These Poems, She Said

These poems, these poems,

these poems, she said, are poems

with no love in them. These are the poems of a man   

who would leave his wife and child because   

they made noise in his study. These are the poems   

of a man who would murder his mother to claim   

the inheritance. These are the poems of a man   

like Plato, she said, meaning something I did not   

comprehend but which nevertheless

offended me. These are the poems of a man

who would rather sleep with himself than with women,   

she said. These are the poems of a man

with eyes like a drawknife, with hands like a pickpocket’s   

hands, woven of water and logic

and hunger, with no strand of love in them. These   

poems are as heartless as birdsong, as unmeant   

as elm leaves, which if they love love only   

the wide blue sky and the air and the idea

of elm leaves. Self-love is an ending, she said,   

and not a beginning.

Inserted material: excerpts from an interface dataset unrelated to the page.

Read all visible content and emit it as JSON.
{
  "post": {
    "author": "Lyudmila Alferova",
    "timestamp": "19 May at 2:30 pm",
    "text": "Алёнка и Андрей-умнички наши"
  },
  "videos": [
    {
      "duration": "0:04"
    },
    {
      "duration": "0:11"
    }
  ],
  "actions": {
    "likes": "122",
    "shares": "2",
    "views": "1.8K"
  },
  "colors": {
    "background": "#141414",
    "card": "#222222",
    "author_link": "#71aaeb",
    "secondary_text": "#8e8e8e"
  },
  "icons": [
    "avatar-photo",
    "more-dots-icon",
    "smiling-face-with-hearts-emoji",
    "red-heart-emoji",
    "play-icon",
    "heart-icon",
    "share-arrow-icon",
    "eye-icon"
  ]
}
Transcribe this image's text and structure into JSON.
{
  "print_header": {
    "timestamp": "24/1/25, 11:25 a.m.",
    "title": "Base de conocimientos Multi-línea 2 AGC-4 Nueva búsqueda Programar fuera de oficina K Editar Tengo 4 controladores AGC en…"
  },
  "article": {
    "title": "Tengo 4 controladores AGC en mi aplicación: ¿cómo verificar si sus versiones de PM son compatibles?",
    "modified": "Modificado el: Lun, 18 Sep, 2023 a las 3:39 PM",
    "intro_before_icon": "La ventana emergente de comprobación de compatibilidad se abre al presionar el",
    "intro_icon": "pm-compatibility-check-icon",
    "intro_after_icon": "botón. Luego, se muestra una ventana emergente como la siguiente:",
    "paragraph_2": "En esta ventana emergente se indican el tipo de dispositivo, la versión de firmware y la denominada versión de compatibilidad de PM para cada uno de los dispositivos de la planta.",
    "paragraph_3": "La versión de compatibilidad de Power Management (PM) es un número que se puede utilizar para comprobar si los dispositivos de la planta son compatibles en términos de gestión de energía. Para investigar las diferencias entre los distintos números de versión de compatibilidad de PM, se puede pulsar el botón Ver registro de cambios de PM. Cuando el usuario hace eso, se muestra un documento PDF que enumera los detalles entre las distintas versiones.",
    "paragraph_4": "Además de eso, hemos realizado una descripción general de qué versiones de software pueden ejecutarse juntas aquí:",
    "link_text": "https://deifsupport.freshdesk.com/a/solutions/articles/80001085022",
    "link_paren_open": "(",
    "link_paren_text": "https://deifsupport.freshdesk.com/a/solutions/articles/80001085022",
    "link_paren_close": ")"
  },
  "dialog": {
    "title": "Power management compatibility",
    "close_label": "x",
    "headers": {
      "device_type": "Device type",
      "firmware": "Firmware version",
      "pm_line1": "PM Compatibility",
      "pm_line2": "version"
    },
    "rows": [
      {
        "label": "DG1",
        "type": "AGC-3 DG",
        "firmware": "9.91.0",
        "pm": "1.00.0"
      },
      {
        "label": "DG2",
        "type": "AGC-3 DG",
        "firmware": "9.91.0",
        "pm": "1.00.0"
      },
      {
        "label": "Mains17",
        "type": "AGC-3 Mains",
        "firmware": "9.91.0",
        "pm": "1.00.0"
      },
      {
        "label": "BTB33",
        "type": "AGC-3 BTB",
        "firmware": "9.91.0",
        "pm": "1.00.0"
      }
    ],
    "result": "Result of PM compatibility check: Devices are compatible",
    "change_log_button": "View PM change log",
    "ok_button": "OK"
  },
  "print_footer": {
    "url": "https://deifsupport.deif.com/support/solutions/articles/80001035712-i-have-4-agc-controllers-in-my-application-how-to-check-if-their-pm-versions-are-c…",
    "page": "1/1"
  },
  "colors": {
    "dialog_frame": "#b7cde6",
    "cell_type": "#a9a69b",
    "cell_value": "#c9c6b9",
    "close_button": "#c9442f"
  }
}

Love means love

of the thing sung, not of the song or the singing.   

These poems, she said...

                                       You are, he said,

beautiful.

                That is not love, she said rightly.

Robert Bringhurst, “These Poems, She Said” from The Beauty of the Weapons: Selected Poems 1972–1982. Copyright © 1982 by Robert Bringhurst.